We both stared out at the Sea, its fractal shaded edges swirling and bubbling and glittering, always different, always moving.

“It’s beautiful,” Peres said. “It’s so beautiful. Ines would have loved it. She would be out there already.”

“She would.” I didn’t look over. “But what do you want?”

Peres didn’t say anything for a while. I resisted the urge to prompt. Or to look down at that pile of paper.

“You don’t have to know,” I said, instead. “Or if you do know, you don’t have to tell me.”

We were both silent.

“I was sitting here,” Peres said, eventually. “Sitting, and looking.” Ze gestured at the papers. “I don’t have all the references here, and it’s been a while, but I want to understand it. The way those edges interact, I can feel there’s something there. I haven’t quite grasped it yet, but I can feel it.” Zir voice steadied, became more certain. “That’s what I want. I don’t want to sail it. I want to discover it. To know more about the Sea. It’s the key to otherspace, I’m certain of it. We shouldn’t be satisfied with piloting through it on guesswork. We should find out.” Ze turned to look at me. “When you look at it, don’t you want to know more?”

“I’m not a researcher, myself,” I said, carefully. “I just—admire it. The Sea.”

“Ines admired it. She thought that meant it had to remain mysterious.”

“It’s not that. There is beauty in understanding, and in seeking to understand. But that isn’t me. Not here and now. If I did that,” I paused, looking for words. “I would begin to expect something of myself, in relation to the Sea. That’s not what I want from being here.”

“Flying the Othersea was what Ines expected of herself,” Peres said.

“You get to choose your own expectations,” I said. “Or none at all.”

“I want to know more,” Peres said; and now, at last, I could see desire in zem, fire in zir eyes.

I opened my hands to zem, and to the Sea, gesturing invitation. Peres sighed, and it sounded like hope.

Silently, we watched the Sea break against its invisible shore. I let my breath fall into sync with it; let my mind rest.

When, finally, I looked round again, Peres had fallen asleep. I got up, and gently covered zem with Leah’s blanket. Ze didn’t stir.

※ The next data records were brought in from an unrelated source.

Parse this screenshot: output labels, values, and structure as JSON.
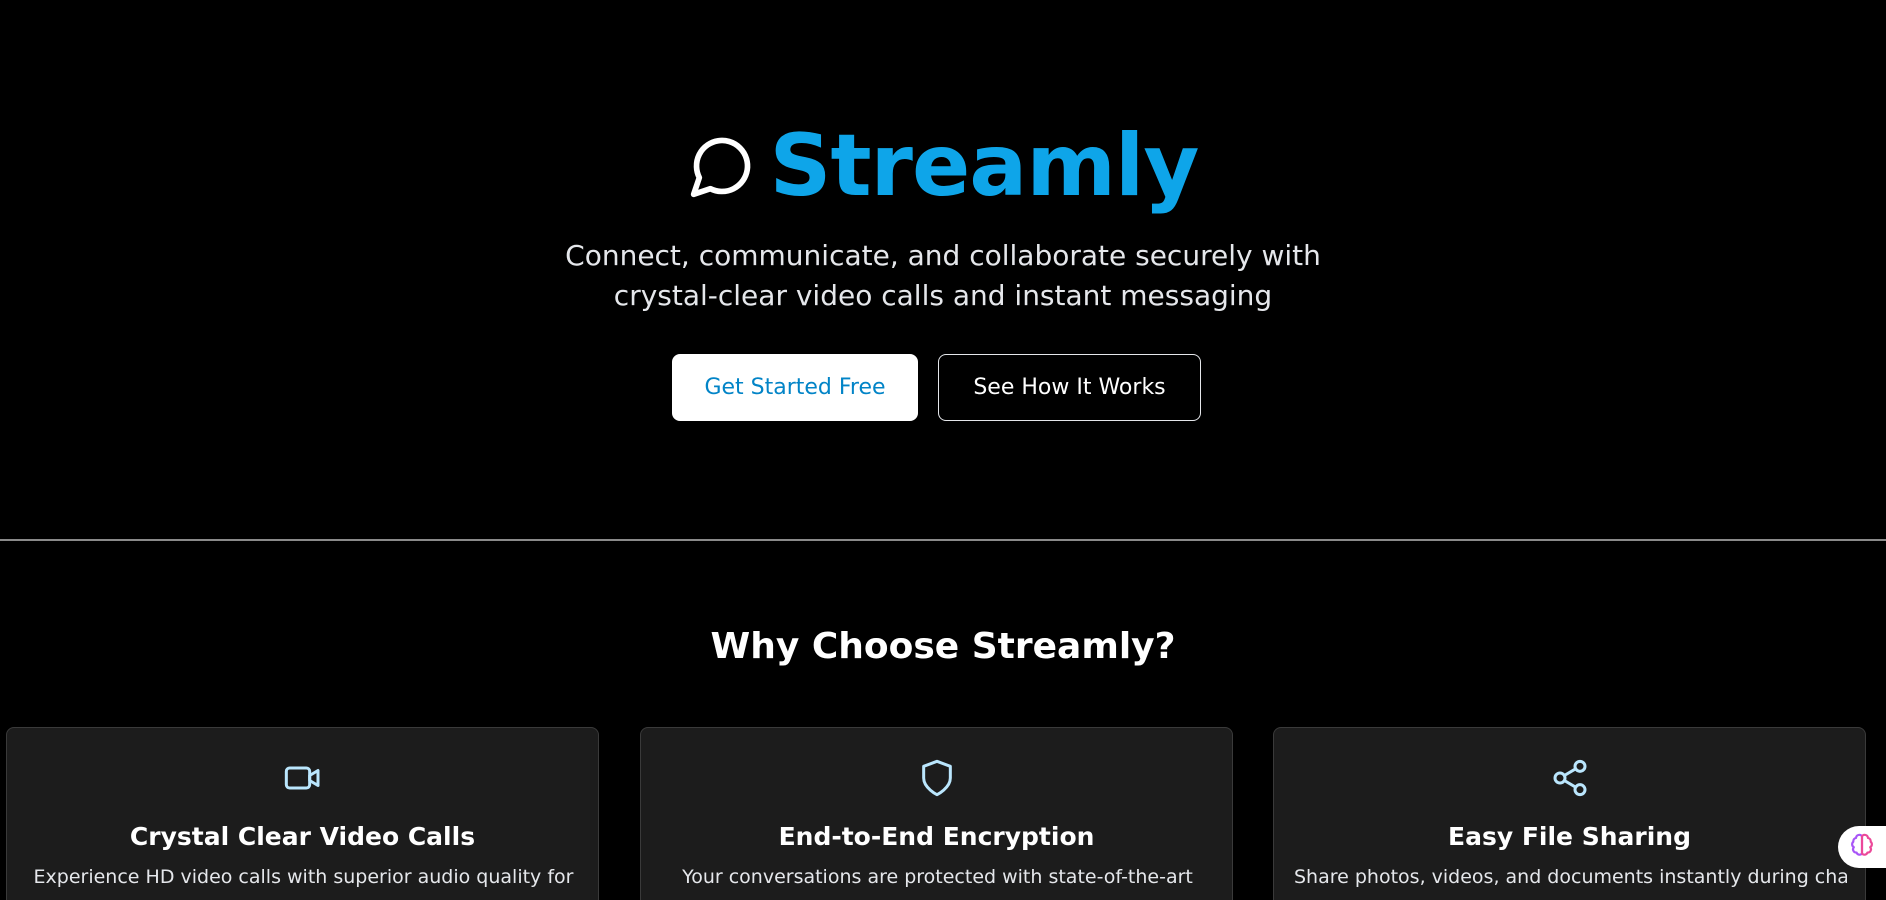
{
  "hero": {
    "brand_name": "Streamly",
    "brand_icon": "message-circle-icon",
    "tagline": "Connect, communicate, and collaborate securely with crystal-clear video calls and instant messaging",
    "primary_button": "Get Started Free",
    "secondary_button": "See How It Works"
  },
  "features": {
    "title": "Why Choose Streamly?",
    "cards": [
      {
        "icon": "video-icon",
        "title": "Crystal Clear Video Calls",
        "description": "Experience HD video calls with superior audio quality for"
      },
      {
        "icon": "shield-icon",
        "title": "End-to-End Encryption",
        "description": "Your conversations are protected with state-of-the-art"
      },
      {
        "icon": "share-icon",
        "title": "Easy File Sharing",
        "description": "Share photos, videos, and documents instantly during chats"
      }
    ]
  },
  "colors": {
    "background": "#000000",
    "brand": "#0ea5e9",
    "card_background": "#1c1c1c",
    "card_icon": "#bae6fd",
    "primary_button_text": "#0284c7"
  },
  "floating_widget": {
    "icon": "brain-icon"
  }
}
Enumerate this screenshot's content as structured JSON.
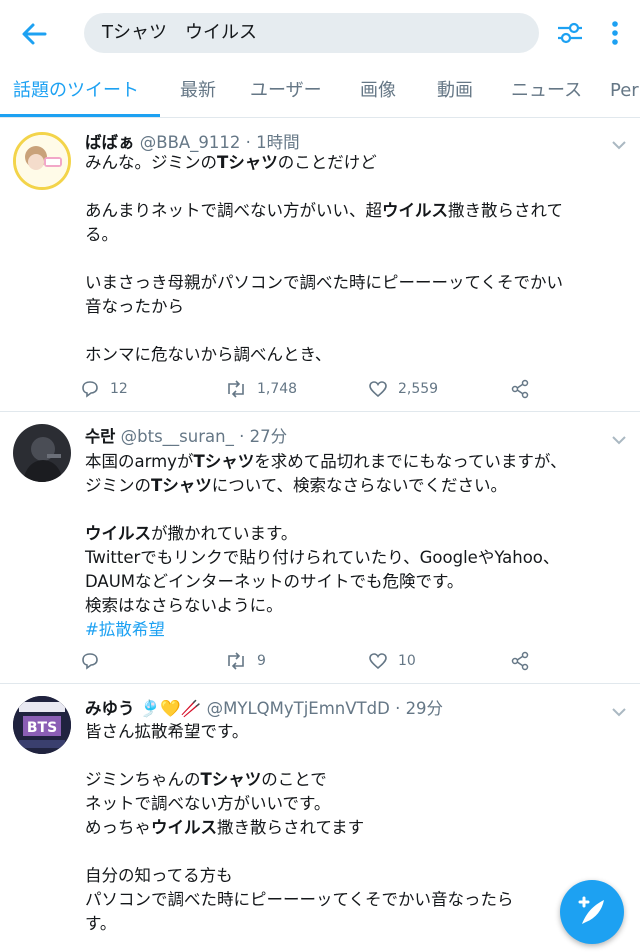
{
  "search": {
    "query": "Tシャツ　ウイルス"
  },
  "tabs": [
    "話題のツイート",
    "最新",
    "ユーザー",
    "画像",
    "動画",
    "ニュース",
    "Per"
  ],
  "tweets": [
    {
      "name": "ばばぁ",
      "handle": "@BBA_9112",
      "time": "1時間",
      "lines": [
        [
          "みんな。ジミンの",
          {
            "b": "Tシャツ"
          },
          "のことだけど"
        ],
        [],
        [
          "あんまりネットで調べない方がいい、超",
          {
            "b": "ウイルス"
          },
          "撒き散らされて"
        ],
        [
          "る。"
        ],
        [],
        [
          "いまさっき母親がパソコンで調べた時にピーーーッてくそでかい"
        ],
        [
          "音なったから"
        ],
        [],
        [
          "ホンマに危ないから調べんとき、"
        ]
      ],
      "replies": "12",
      "retweets": "1,748",
      "likes": "2,559"
    },
    {
      "name": "수란",
      "handle": "@bts__suran_",
      "time": "27分",
      "lines": [
        [
          "本国のarmyが",
          {
            "b": "Tシャツ"
          },
          "を求めて品切れまでにもなっていますが、"
        ],
        [
          "ジミンの",
          {
            "b": "Tシャツ"
          },
          "について、検索なさらないでください。"
        ],
        [],
        [
          {
            "b": "ウイルス"
          },
          "が撒かれています。"
        ],
        [
          "Twitterでもリンクで貼り付けられていたり、GoogleやYahoo、"
        ],
        [
          "DAUMなどインターネットのサイトでも危険です。"
        ],
        [
          "検索はなさらないように。"
        ],
        [
          {
            "h": "#拡散希望"
          }
        ]
      ],
      "replies": "",
      "retweets": "9",
      "likes": "10"
    },
    {
      "name": "みゆう",
      "emojis": "🎐💛🥢",
      "handle": "@MYLQMyTjEmnVTdD",
      "time": "29分",
      "lines": [
        [
          "皆さん拡散希望です。"
        ],
        [],
        [
          "ジミンちゃんの",
          {
            "b": "Tシャツ"
          },
          "のことで"
        ],
        [
          "ネットで調べない方がいいです。"
        ],
        [
          "めっちゃ",
          {
            "b": "ウイルス"
          },
          "撒き散らされてます"
        ],
        [],
        [
          "自分の知ってる方も"
        ],
        [
          "パソコンで調べた時にピーーーッてくそでかい音なったら"
        ],
        [
          "す。"
        ]
      ],
      "replies": "",
      "retweets": "",
      "likes": ""
    }
  ],
  "colors": {
    "accent": "#1da1f2",
    "muted": "#657786",
    "divider": "#e1e8ed"
  },
  "icons": [
    "back-arrow-icon",
    "filter-icon",
    "more-vertical-icon",
    "reply-icon",
    "retweet-icon",
    "like-icon",
    "share-icon",
    "compose-icon"
  ]
}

Peres had four more days to embrace zir search for understanding, before ze would have to leave the Sea, and the Lighthouse, to be once again mine alone. For a while, at least; ze would be back, I was sure of that.

For now, I could share the Sea’s peace; and in that sharing find my own peace too.